    The aim of the Financial Guidance Service is to provide you with information to help you make informed decisions about your personal finances. For financial advice, including recommendations to buy, sell, cancel or make a claim on specific financial products or to obtain any other type of financial services, you should speak to a financial adviser or company who is permitted to provide you with those services. You can find a local financial advice firm or other type of firm who provides regulated services on the Financial Conduct Authority's website - https://register.fca.org.uk/directory/s/. 

     

    The information that we provide you is for general guidance on your rights and responsibilities and is not legal advice. We are not liable to you for any information or services obtained by you from, or given to you by, a third party. 
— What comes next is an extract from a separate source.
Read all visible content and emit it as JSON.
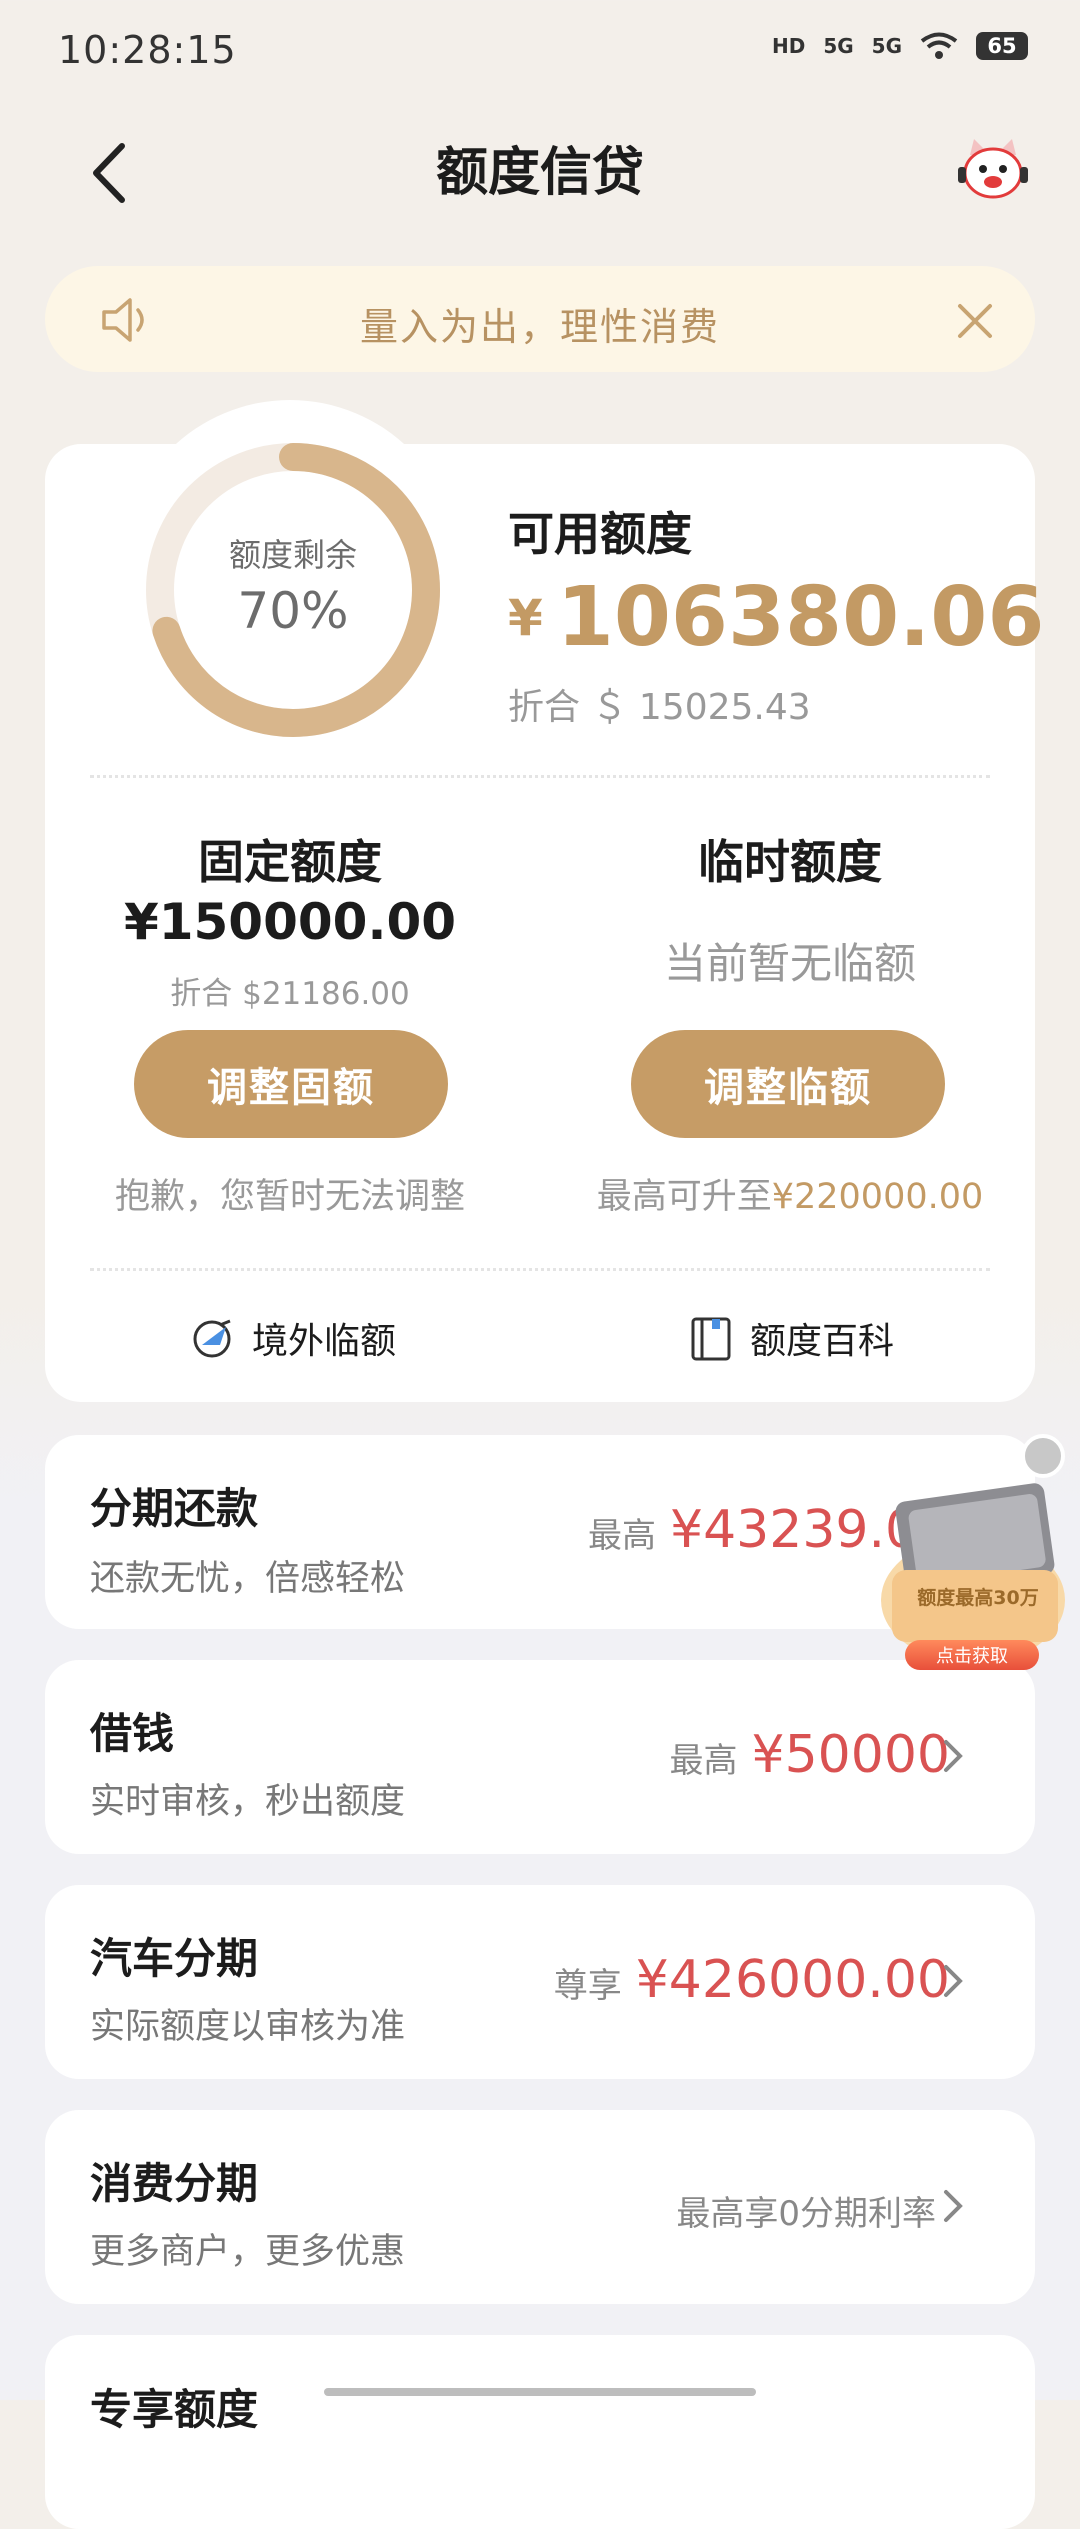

  • Update: I managed to get back in touch with the probate helpline (the number given on the form). An operator there helped me with more sticking points.
    There was no need to fill in the IHT form sections on PA1A as my partner died after a certain date  and I had the estate figures in another section after running through the online IHT checker.
    The beneficiary's signature on the back of form PA12 can be signed by myself (as the beneficiary's parent) as long as I also write on that I am the parent and legal guardian (I think that's what he said).
    There is a possibility that I may be able to claim help with the £273 fee, being of low income. Not sure where to do this though.